Date of this Version
Yanshuo S Li, "Evaluation of collection method and diet effects on apparent digestibility and energy values of swine diets," M.S. thesis, University of Nebraska, August, 2013.

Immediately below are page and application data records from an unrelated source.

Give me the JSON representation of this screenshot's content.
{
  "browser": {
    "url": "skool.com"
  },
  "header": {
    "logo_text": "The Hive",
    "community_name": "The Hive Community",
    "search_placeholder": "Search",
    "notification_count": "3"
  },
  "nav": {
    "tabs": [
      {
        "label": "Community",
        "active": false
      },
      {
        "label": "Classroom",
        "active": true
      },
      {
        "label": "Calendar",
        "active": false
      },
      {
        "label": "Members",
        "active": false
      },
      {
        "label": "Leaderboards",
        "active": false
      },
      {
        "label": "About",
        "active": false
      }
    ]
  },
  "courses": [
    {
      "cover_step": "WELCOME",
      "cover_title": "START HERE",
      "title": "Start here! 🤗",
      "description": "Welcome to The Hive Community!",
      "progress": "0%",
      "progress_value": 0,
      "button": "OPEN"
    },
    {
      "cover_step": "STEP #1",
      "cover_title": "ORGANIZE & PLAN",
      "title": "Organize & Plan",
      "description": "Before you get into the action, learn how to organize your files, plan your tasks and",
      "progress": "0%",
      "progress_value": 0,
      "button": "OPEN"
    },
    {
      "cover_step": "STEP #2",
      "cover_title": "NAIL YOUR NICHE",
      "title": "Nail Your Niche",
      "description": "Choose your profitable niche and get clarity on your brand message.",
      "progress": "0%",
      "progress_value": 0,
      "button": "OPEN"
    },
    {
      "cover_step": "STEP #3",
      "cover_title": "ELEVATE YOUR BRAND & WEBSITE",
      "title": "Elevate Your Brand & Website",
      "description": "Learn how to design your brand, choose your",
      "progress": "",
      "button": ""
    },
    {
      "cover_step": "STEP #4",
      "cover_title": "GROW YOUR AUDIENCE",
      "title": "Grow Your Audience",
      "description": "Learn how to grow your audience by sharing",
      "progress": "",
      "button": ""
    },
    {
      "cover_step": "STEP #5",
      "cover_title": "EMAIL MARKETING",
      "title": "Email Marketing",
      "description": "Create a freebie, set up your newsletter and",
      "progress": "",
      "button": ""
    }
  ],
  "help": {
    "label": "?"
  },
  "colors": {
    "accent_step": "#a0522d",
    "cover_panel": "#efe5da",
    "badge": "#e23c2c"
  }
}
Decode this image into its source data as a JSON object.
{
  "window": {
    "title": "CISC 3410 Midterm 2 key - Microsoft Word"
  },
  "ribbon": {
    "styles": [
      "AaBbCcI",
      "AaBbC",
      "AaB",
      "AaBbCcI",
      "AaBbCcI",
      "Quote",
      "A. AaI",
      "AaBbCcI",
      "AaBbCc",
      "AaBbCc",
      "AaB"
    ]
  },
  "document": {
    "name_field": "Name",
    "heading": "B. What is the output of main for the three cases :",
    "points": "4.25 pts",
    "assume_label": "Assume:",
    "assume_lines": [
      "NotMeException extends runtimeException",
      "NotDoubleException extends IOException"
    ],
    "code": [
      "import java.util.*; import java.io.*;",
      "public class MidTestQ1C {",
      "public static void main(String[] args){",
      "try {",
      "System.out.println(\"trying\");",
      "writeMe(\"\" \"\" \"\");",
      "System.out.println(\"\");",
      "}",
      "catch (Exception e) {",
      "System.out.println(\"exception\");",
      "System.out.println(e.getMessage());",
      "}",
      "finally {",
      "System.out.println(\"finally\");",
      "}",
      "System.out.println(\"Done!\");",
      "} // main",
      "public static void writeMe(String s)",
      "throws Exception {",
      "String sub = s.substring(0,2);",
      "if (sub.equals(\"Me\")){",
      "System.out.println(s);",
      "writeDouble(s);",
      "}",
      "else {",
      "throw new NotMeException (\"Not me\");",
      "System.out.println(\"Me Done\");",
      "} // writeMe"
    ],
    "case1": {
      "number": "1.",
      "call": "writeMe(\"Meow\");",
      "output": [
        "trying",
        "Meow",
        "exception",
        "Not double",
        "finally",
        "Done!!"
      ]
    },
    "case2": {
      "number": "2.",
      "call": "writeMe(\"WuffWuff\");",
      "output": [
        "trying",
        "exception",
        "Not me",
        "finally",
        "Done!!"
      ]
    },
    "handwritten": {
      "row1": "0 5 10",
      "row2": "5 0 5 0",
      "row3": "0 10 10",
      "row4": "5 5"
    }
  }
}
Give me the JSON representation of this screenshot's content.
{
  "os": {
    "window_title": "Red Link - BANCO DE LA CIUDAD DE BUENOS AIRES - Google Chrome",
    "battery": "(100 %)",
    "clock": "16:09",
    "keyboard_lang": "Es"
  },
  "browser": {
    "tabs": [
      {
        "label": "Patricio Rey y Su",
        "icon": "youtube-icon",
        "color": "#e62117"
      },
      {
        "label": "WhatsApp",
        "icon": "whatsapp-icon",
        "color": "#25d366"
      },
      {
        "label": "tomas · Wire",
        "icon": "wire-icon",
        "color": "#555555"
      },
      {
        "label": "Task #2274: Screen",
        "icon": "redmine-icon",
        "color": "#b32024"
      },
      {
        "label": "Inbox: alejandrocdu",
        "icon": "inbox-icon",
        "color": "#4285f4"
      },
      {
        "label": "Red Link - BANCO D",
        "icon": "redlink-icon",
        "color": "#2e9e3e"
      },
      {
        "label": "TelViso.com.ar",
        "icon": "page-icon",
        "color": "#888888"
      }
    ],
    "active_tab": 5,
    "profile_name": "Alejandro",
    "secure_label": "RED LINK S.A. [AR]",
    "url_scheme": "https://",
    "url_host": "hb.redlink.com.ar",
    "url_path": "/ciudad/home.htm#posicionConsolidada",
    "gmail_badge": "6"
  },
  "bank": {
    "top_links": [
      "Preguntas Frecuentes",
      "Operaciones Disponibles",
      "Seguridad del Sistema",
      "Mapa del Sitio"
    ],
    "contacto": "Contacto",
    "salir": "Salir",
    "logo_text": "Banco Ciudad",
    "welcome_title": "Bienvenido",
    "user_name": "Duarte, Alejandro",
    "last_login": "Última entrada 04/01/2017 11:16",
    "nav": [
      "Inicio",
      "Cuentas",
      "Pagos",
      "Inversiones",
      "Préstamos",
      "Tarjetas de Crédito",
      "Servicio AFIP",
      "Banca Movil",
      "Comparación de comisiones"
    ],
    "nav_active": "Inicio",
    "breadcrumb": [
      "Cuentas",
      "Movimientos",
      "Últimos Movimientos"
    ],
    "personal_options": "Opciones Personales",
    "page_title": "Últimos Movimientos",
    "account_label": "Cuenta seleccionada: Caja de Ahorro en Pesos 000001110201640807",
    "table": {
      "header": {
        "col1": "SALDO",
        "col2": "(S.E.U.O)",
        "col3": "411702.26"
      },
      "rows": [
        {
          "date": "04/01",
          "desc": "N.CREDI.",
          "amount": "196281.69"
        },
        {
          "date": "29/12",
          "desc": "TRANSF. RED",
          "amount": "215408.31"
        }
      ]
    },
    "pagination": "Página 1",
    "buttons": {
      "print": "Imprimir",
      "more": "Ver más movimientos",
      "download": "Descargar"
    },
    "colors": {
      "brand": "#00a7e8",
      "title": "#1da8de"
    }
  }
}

Two experiments were conducted to investigate the effects of collection method and diet on estimating digestibility values. In Exp. 1, 24 barrows were fed either a corn-soybean meal diet (CSBM) or CSBM with 20% dried distillers grains with solubles (DDGS). Fecal collections were based on exact timing (Day collection) or marker-to-marker collection (MM) methods during a 4-d period. Diets contained 0.5% of titanium dioxide (TiO2) for estimating digestibility using the index method. In Exp. 2, the effects of collection method and basal diet on determination of DDGS digestibility were studied using 24 barrows. Diets were CSBM (basal 1), barley-canola meal diet (BCM; basal 2), and 20% of basal 1 or basal 2 replaced by DDGS (total 1 and total 2). Day and MM methods were administered for each individual pig by separate collections and measurements of feces. In Exp. 1, Day and MM methods were not different (P > 0.10) on estimation of digestibility values, except that ME values tended to be greater (0.05 < P < 0.10) when estimated using Day vs. MM methods; whereas, digestibility estimates and dietary energy values were about 0.5% and 20 kcal/kg lower (P < 0.05) estimated using the index vs. total collection (Day and MM) methods. In Exp. 2, digestibility estimates of diets and DDGS were not different (P > 0.10) calculated using Day and MM methods. The average DE and ME (kcal/kg, as-fed) of DDGS were 4,035 and 3,704, respectively estimated using basal 1, which were not different (P > 0.10) from using basal 2 (4,081 and 3,651, respectively). In conclusion, digestibility values of a complex diet and DDGS are not different when estimated by Day or MM method. When corn-soybean meal based diets are fed, digestibility estimates are lower using the index method compared to the total collection method. Additionally, basal diets may not affect DDGS digestibility estimates.
Advisors: Phillip S. Miller and Thomas E. Burkey